By May 9, 2007General

Jamestown.jpgThe Washington Post includes a special section today, “Jamestown 400,” with feature stories, columns, and a schedule of the weekend’s events marking the quadricentennial of the first permanent English settlement in North America. The online version of the package is impressive.

In a world where America’s founding myths have fallen on hard times — oh, for some edification and nation-binding — the Post does an admirable job of conveying why Jamestown should matter to our citizens today.

In the lead article, Frederick Kunkle writes,

We know so little about them. One hundred and five adventurers, men and boys, boarded three cramped ships in England in December 1606 and risked everything on a six-month voyage to a place that almost no one in Europe had ever seen.

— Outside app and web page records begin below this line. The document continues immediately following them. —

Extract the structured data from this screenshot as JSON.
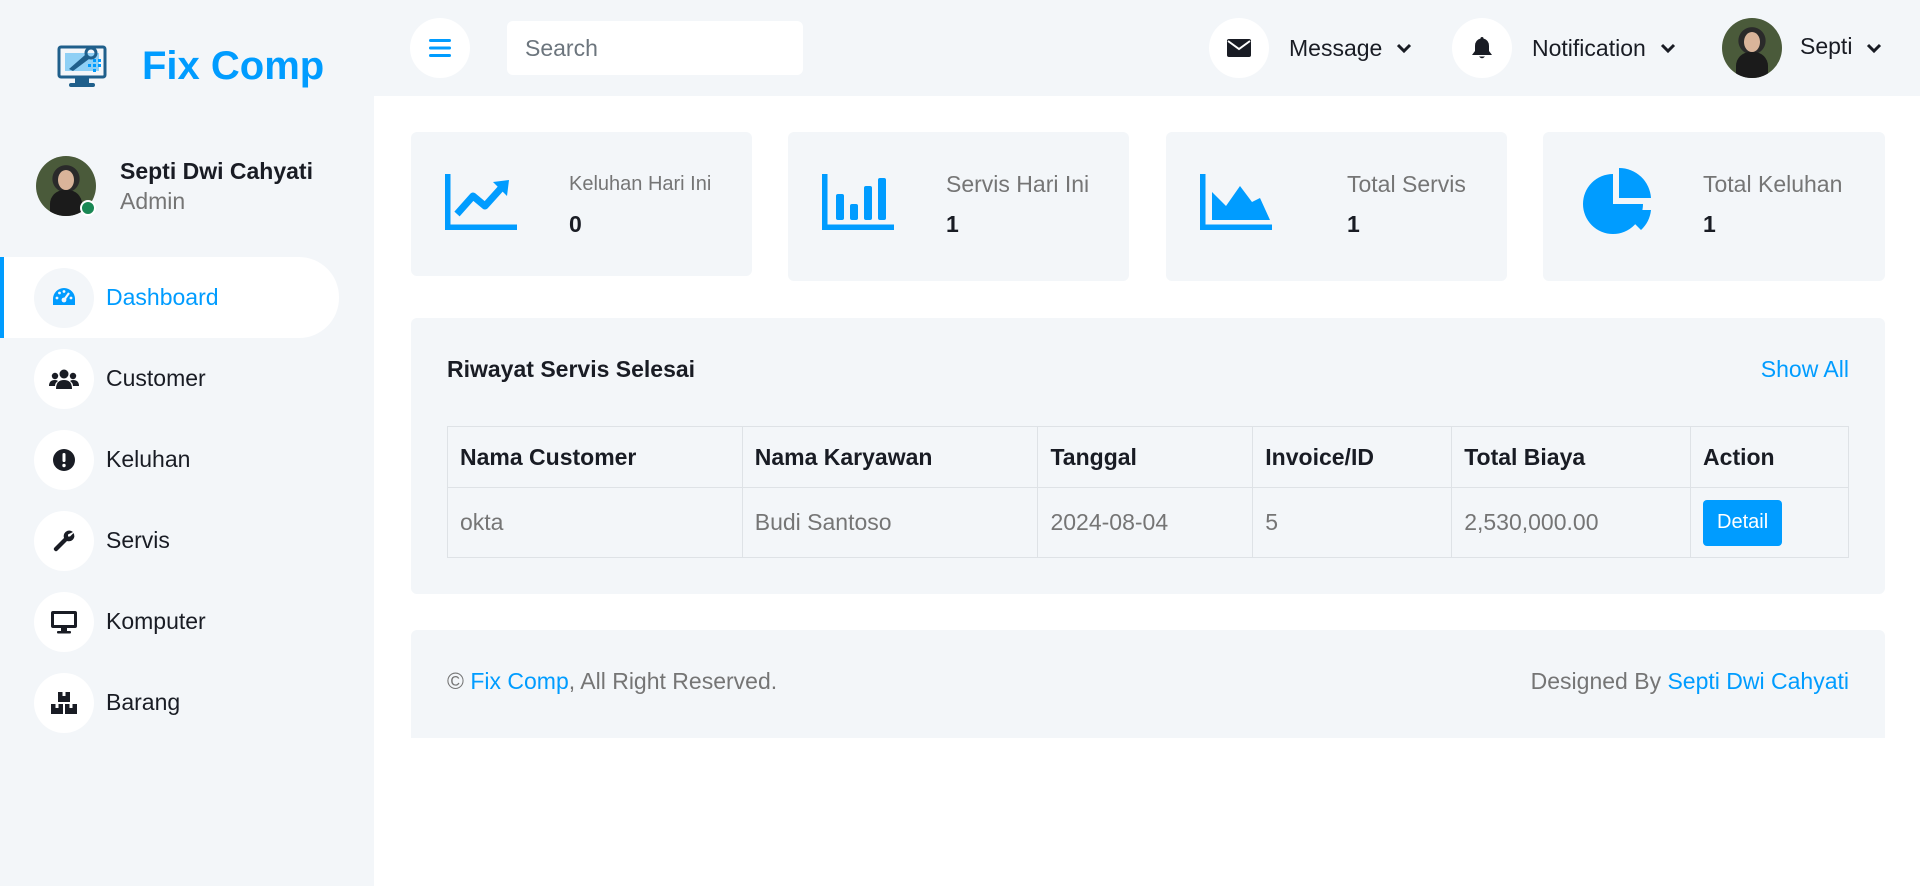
{
  "brand": {
    "name": "Fix Comp",
    "logo_icon": "computer-repair-icon"
  },
  "profile": {
    "name": "Septi Dwi Cahyati",
    "role": "Admin"
  },
  "sidebar": {
    "items": [
      {
        "label": "Dashboard",
        "icon": "tachometer-icon",
        "active": true
      },
      {
        "label": "Customer",
        "icon": "users-icon"
      },
      {
        "label": "Keluhan",
        "icon": "exclamation-icon"
      },
      {
        "label": "Servis",
        "icon": "wrench-icon"
      },
      {
        "label": "Komputer",
        "icon": "desktop-icon"
      },
      {
        "label": "Barang",
        "icon": "boxes-icon"
      }
    ]
  },
  "topbar": {
    "search_placeholder": "Search",
    "message_label": "Message",
    "notification_label": "Notification",
    "user_label": "Septi"
  },
  "stats": [
    {
      "label": "Keluhan Hari Ini",
      "value": "0",
      "icon": "chart-line-icon"
    },
    {
      "label": "Servis Hari Ini",
      "value": "1",
      "icon": "chart-bar-icon"
    },
    {
      "label": "Total Servis",
      "value": "1",
      "icon": "chart-area-icon"
    },
    {
      "label": "Total Keluhan",
      "value": "1",
      "icon": "chart-pie-icon"
    }
  ],
  "history": {
    "title": "Riwayat Servis Selesai",
    "show_all": "Show All",
    "columns": [
      "Nama Customer",
      "Nama Karyawan",
      "Tanggal",
      "Invoice/ID",
      "Total Biaya",
      "Action"
    ],
    "rows": [
      {
        "customer": "okta",
        "employee": "Budi Santoso",
        "date": "2024-08-04",
        "invoice": "5",
        "total": "2,530,000.00",
        "action": "Detail"
      }
    ]
  },
  "footer": {
    "copyright_symbol": "©",
    "brand_link": "Fix Comp",
    "rights": ", All Right Reserved.",
    "designed_by": "Designed By",
    "designer_link": "Septi Dwi Cahyati"
  },
  "colors": {
    "accent": "#009cff",
    "panel": "#f3f6f9",
    "online": "#198754"
  }
}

They are like a 17th-century portrait, clouded by time yet surprisingly true to who we are in 21st-century America. And like all true portraits, the image is not entirely flattering.

They were the ones who established the New World’s first permanent English colony on the shores of the James River in Virginia, who formed the New World’s first representative government before the Mayflower crew ever spied land. They spoke English, a relatively new and remarkably pliant language that would easily absorb bits of Spanish, French and Algonquian. Despite their rocky start, these fortune-minded adventurers would be models of entrepreneurial thinking for generations to come.

The expected buts and balance follow, holding men of four centuries past to the standards of today. (Having attended the Shakespeare Theatre’s production of the blood-soaked Titus Andronicus last night, one is reminded that the English of years past had a different worldview than we do today.)

But we’re grousing. The Post’s package is fine, and many thanks for the line, “these fortune-minded adventurers would be models of entrepreneurial thinking.” As we’ve noted, a year after settlement, Jamestown was the site of the first manufacturing facility in what would become the United States, a glassworks that produced goods for shipping back to England.

We’ll be down at the celebrations on Saturday, celebrating the good that comes from fortune-minded adventurers…including our national identity.